The first half of the program ended with a quartet of dancers moving in what seemed like pantomime rather than dance, to a soundscape of wind or the steady hum of a machine. The ambiguity of sound enhanced the ambiguity of introspective movement, almost as though the men were engaged in interpretive dance—the freedom of spontaneous movement to express feelings. This opening stage resolved into a kind of ecstatic dance, like saints having visions of God. The invention of movement—double pliés, horizontal lifts, balances, a beautiful gesture of couples facing each other with arms extended over each other’s shoulders—gave a sense deep complexity beneath a surface of spontaneity. This work was commissioned—a very special opportunity and vote of confidence for any choreographer—and well deserved, as this dance demonstrates.
“Limeless” by Autumn Eckman
The second half of the program opened with the first of two dances choreographed by women—Men in Dance has always encouraged women choreographers to make dances for guys. This was the second solo of the evening, in which a very brawny fellow in shorts and suspenders is being tempted, led, or confined by a series of colored tapes spread out on the floor. It was powerfully performed by Benjamin Wardell in a series of movements that veered between casual strolling to gravity-defying balances, weaving a tale about life, opportunity, interest, and disinterest. Eckman achieved a work that is somewhat weird and somewhat charming, that strikes a successful balance between intensity and nonchalance.

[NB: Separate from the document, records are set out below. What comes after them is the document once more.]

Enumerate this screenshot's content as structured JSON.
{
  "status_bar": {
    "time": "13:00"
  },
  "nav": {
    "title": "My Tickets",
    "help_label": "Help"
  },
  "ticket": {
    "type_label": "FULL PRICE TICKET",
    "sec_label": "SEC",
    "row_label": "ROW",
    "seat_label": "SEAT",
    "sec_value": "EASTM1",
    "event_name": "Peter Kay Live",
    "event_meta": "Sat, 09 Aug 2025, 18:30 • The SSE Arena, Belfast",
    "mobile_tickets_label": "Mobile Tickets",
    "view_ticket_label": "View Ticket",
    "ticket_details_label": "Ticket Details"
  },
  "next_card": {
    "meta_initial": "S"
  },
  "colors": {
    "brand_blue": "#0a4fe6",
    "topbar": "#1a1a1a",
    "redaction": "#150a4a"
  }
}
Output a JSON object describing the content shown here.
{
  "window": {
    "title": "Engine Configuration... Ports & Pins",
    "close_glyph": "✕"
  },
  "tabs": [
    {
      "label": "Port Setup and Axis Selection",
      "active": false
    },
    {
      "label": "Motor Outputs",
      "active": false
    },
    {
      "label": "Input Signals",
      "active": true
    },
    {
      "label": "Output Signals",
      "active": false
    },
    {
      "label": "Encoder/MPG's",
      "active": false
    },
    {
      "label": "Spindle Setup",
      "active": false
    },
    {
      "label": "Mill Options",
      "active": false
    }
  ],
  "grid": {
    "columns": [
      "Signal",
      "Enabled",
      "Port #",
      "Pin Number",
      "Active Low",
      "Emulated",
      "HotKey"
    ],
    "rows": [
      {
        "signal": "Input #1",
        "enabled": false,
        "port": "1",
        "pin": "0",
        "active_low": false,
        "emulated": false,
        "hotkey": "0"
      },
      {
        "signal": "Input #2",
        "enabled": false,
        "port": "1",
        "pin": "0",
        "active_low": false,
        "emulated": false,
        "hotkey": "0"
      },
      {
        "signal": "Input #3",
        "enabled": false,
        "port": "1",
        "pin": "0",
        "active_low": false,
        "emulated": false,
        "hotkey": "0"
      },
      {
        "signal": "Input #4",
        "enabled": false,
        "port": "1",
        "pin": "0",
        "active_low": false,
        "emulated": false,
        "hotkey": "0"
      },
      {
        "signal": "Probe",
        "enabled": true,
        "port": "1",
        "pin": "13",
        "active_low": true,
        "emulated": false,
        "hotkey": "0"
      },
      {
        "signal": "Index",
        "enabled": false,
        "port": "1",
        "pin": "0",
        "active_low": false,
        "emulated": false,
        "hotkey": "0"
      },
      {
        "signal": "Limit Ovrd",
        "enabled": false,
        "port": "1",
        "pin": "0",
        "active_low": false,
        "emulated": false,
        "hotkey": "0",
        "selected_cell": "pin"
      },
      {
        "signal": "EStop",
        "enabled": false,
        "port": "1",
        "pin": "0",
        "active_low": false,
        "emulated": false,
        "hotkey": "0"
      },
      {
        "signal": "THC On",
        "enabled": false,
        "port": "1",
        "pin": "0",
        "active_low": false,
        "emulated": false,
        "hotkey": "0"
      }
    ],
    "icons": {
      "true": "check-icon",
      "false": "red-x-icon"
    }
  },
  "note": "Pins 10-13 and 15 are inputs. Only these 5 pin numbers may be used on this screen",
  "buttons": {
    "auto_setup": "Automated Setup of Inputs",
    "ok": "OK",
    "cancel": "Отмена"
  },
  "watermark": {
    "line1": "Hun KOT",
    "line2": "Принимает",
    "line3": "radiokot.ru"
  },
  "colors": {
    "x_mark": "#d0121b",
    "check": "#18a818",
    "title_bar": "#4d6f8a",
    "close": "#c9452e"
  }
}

“only he might know?” by Joseph “Jo” Blake
The third solo of the evening was a very personal, very moving commentary on the dilemma of men who are trapped in the macho universe of physical performance. Sean O’Bryan danced Blake’s passionate movements in what appeared to be a gym from which he could not escape. In my notes I wrote “the torment of sports”—because the culture of masculine performance—not only in the gym but on the playing fields of the worl—is so pervasive that it’s easy to forget the price men have to pay for it. This dance was difficult to watch because it was so personal, and so painful.
“Umbilic” by Jared Doster
So it was a relief to see choreographer Jared Doster and dancer Wesley Cordova roll a big, circular ball of metal onto the stage—a cage? a giant hula hoop welded to other giant hula hoops?—and proceed to do a dramatic array of movements inside and outside of it. This dance had the WOW! factor of Pilobolus (with whom Doster toured for five years) and the braininess of a big metal metaphor of entrapment, escape, independence, and interdependence. I could have watched these guys all day—heck, I wanted to climb onto the stage and roll around in the big thing myself. It was deceptively fun/simple looking—but devilishly difficult to rock, roll, swing, and twirl. I loved it.
“Noise at the Door (2018) excerpt” by Deborah Wolf
The program ended with the largest ensemble of the evening—seven men who moved together in groups, squares, lines, and even a gaggle of eye-rolling, synonym-spouting protesters against an inane and unseen narrator who can’t spit out a complete sentence. I loved the use Deborah Wolf made of language as a motivation for movement, and the use of dance to challenge meaninglessness. It was also a great pleasure to see so many men dancing together—an answer to the conventional world of dance that has accustomed us to expecting to see women dancing together and men standing ready to partner and lift. Modern dance has been better at giving men a voice, but dances such as this one really show the audience what men in dance looks like.
I left the Broadway Performance Hall with a strong reminder that if you want more men to become dancers, you need to change choreography. It’s the obvious point of the Men in Dance Festival, but one that needs to stated clearly. Both ballet and modern dance have been strongly woman-centric since their inceptions—not that women have always benefitted, as the current scandal at the New York City Ballet demonstrates. Equalizing the ownership of dance can only benefit everyone. and the Men in Dance Festival is in the forefront of innovation and re-imagination in the world of dance. What a wonderful and important addition to the dance world!